The command reached its goal Thursday with the commissioning of Cadet No. 5,350 and, through Wednesday, had welcomed 5,370 new lieutenants to the officer corps, according to figures. With a little less than a month left in the fiscal year, officials with Cadet Command said they expect the final tally to be close to 5,400.

This marks the first time since 2009 Cadet Command has made its commission mission. However, 2010 was considered a success -- the 4,994 new second lieutenants were the most students commissioned by Senior ROTC programs nationwide since 1990.

Col. Paul Webber, who heads the division that tracks commissioning numbers, attributed the success to a variety of factors.
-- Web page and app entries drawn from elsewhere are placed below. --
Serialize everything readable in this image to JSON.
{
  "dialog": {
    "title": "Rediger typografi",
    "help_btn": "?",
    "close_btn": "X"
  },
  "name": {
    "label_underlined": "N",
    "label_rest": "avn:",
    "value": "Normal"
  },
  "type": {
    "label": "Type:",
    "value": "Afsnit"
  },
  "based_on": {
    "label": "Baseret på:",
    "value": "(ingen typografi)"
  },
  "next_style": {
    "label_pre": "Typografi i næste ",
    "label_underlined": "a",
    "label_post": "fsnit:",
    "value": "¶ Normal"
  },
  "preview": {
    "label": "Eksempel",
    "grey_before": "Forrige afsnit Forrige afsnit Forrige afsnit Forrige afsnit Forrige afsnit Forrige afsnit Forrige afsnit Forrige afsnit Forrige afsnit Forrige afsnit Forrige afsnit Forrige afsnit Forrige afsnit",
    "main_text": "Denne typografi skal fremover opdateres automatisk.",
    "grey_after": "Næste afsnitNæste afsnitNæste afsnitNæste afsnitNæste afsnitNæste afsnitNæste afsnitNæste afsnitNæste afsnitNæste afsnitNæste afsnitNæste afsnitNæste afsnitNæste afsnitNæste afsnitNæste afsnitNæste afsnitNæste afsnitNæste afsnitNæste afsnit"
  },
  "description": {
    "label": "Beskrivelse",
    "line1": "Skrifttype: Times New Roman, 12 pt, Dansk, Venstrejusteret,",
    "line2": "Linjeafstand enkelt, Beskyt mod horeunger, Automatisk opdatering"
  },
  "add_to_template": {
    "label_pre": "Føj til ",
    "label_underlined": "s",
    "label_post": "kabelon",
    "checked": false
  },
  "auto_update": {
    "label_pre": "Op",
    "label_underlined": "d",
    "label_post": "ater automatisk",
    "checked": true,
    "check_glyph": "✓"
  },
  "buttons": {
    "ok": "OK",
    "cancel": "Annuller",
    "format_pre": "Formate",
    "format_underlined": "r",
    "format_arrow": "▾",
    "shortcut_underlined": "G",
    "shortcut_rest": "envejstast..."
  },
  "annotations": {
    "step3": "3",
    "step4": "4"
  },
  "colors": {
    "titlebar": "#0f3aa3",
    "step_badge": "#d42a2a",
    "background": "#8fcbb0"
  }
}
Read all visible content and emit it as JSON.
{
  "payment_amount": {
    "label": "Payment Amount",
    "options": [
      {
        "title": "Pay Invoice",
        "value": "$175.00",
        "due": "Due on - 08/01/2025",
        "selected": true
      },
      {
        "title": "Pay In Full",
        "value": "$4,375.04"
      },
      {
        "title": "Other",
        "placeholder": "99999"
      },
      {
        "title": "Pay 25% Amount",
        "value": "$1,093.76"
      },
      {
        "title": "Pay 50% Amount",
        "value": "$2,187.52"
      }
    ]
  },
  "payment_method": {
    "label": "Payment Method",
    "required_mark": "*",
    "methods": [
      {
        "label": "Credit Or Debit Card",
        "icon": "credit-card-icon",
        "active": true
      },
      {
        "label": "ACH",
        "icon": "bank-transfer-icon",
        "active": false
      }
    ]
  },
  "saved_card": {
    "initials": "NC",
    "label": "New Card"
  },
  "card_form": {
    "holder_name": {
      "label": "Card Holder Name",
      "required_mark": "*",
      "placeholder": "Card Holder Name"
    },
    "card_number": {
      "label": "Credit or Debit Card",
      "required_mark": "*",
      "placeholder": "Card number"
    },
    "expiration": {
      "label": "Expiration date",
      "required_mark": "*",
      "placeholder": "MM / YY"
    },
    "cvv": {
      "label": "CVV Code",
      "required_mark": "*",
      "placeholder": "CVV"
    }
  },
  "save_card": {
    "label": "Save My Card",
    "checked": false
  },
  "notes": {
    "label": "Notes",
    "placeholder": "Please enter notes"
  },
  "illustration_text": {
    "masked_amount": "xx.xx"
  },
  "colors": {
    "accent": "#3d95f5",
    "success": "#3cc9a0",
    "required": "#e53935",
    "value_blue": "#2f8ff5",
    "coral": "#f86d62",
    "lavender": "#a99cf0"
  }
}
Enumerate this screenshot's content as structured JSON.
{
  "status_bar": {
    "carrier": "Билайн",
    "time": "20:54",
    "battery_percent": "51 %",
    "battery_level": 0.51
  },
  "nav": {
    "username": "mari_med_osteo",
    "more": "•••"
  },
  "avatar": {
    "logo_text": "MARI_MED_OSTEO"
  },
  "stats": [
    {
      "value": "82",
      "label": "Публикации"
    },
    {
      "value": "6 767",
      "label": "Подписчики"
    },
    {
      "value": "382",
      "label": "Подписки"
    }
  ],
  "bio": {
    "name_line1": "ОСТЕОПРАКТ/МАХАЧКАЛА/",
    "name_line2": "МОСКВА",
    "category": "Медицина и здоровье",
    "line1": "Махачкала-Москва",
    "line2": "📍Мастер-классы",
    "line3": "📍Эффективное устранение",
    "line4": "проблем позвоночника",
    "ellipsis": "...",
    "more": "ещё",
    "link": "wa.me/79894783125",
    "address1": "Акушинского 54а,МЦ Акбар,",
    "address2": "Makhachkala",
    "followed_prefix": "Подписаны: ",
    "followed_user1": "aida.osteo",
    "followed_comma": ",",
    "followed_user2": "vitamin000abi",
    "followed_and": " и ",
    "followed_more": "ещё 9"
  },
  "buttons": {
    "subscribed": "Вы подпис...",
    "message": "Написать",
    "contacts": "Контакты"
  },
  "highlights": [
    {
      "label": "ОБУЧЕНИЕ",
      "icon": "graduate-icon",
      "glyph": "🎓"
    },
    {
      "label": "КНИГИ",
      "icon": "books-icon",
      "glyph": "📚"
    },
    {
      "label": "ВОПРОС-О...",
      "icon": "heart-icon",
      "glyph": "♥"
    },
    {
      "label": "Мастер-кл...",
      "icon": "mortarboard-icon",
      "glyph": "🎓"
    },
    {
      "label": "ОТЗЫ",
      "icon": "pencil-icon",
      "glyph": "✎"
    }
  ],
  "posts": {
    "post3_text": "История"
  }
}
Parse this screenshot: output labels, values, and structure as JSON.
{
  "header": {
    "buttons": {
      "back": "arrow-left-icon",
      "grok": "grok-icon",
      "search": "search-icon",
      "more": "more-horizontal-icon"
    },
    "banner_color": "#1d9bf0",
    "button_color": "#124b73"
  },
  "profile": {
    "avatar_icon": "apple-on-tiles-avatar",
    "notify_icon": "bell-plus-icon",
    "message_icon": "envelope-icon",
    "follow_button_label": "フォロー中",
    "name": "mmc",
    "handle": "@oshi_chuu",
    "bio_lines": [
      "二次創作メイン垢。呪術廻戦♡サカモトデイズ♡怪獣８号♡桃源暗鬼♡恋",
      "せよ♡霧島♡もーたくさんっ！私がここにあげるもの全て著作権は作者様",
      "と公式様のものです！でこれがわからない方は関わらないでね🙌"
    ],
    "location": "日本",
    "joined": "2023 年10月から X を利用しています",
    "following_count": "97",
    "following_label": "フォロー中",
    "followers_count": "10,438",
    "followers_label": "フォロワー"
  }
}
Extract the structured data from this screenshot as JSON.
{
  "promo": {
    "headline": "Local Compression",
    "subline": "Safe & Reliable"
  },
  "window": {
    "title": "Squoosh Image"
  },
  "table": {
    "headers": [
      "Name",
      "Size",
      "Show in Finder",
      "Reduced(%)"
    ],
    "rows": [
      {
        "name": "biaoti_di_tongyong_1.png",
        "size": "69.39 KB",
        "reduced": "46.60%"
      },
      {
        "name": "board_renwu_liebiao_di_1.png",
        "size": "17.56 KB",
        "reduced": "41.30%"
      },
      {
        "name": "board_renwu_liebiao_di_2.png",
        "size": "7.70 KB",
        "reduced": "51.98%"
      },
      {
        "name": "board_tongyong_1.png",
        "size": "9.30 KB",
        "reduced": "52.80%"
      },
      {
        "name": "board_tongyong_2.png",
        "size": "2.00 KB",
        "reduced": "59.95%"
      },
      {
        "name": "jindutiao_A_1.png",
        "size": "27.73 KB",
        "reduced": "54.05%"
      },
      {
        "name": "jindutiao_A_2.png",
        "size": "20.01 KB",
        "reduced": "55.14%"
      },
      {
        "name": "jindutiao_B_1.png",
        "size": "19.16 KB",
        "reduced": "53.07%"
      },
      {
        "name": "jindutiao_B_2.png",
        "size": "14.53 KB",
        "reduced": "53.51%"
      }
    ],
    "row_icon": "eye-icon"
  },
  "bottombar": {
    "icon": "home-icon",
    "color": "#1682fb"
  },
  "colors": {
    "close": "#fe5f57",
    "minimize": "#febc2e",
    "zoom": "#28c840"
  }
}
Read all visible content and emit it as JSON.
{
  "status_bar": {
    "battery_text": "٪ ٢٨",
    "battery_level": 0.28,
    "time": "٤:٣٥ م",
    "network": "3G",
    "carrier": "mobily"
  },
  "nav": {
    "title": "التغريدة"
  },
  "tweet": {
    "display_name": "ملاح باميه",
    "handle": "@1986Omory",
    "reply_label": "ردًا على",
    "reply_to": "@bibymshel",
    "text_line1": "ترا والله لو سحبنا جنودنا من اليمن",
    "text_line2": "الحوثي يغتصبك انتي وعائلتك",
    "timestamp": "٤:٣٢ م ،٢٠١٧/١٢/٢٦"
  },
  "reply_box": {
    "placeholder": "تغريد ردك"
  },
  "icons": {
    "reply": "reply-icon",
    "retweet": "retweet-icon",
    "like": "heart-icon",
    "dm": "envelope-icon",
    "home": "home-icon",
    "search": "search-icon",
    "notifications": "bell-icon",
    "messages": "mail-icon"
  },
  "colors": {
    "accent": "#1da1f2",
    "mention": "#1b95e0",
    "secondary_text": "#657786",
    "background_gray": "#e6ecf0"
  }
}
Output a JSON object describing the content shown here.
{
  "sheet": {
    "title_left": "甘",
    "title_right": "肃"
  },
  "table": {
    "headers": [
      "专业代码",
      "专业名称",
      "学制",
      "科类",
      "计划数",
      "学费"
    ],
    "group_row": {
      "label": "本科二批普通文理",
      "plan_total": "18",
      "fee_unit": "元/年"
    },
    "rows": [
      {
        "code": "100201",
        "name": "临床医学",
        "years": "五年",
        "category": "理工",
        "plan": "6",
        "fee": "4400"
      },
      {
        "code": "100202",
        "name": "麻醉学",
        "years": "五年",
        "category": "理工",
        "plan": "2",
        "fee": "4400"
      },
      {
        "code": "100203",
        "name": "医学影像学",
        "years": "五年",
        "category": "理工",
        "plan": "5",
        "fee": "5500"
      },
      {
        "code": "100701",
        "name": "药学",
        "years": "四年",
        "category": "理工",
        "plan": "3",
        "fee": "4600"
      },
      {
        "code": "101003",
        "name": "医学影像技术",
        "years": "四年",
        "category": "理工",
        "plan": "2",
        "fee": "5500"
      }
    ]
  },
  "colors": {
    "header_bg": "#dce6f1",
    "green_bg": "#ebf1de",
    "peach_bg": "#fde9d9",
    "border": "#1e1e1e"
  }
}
Among them: adequate cadre and scholarship resourcing via the Army and economic conditions gravitating men and women toward stable employment such as the military.

But perhaps most significant, he said, is a propensity to serve.

"American youth know what they're signing up for," said Webber, highlighting the fact that the nation remains at war. "They feel they want to be part of defending their nation and becoming troops. American youth have really stood up."

In addition to making its overall mission, Cadet Command, for the first time since a target was instituted in 1998, eclipsed its mission of commissioning nurses for the Army. The command had sworn in 254 as of Wednesday, ahead of the 230 targeted.

Cadet Command produces more officers for the Army than any other commissioning source. In fact, it commissions more officers annually than the U.S. Military Academy at West Point, Officer Candidate School and direct commissionings combined.

Because it takes years to produce an officer through schooling at the collegiate level and other training courses, as opposed to the months it takes to develop an enlisted Soldier, Cadet Command remains positioned to meet its Fiscal 2012 mission, said Gary Tatro, an operations research analyst.

As the Department of Defense scrutinizes spending and scales back financially, that ultimately will impact the number of scholarships Cadet Command can award annually, Webber said. Among Fiscal 2011 commissionees, 72 percent, or 3,887 cadets, received some form of scholarship assistance.

What the fiscal belt-tightening will do is make students become more competitive for the educational dollars available.

"And we'll get even better quality," Webber said.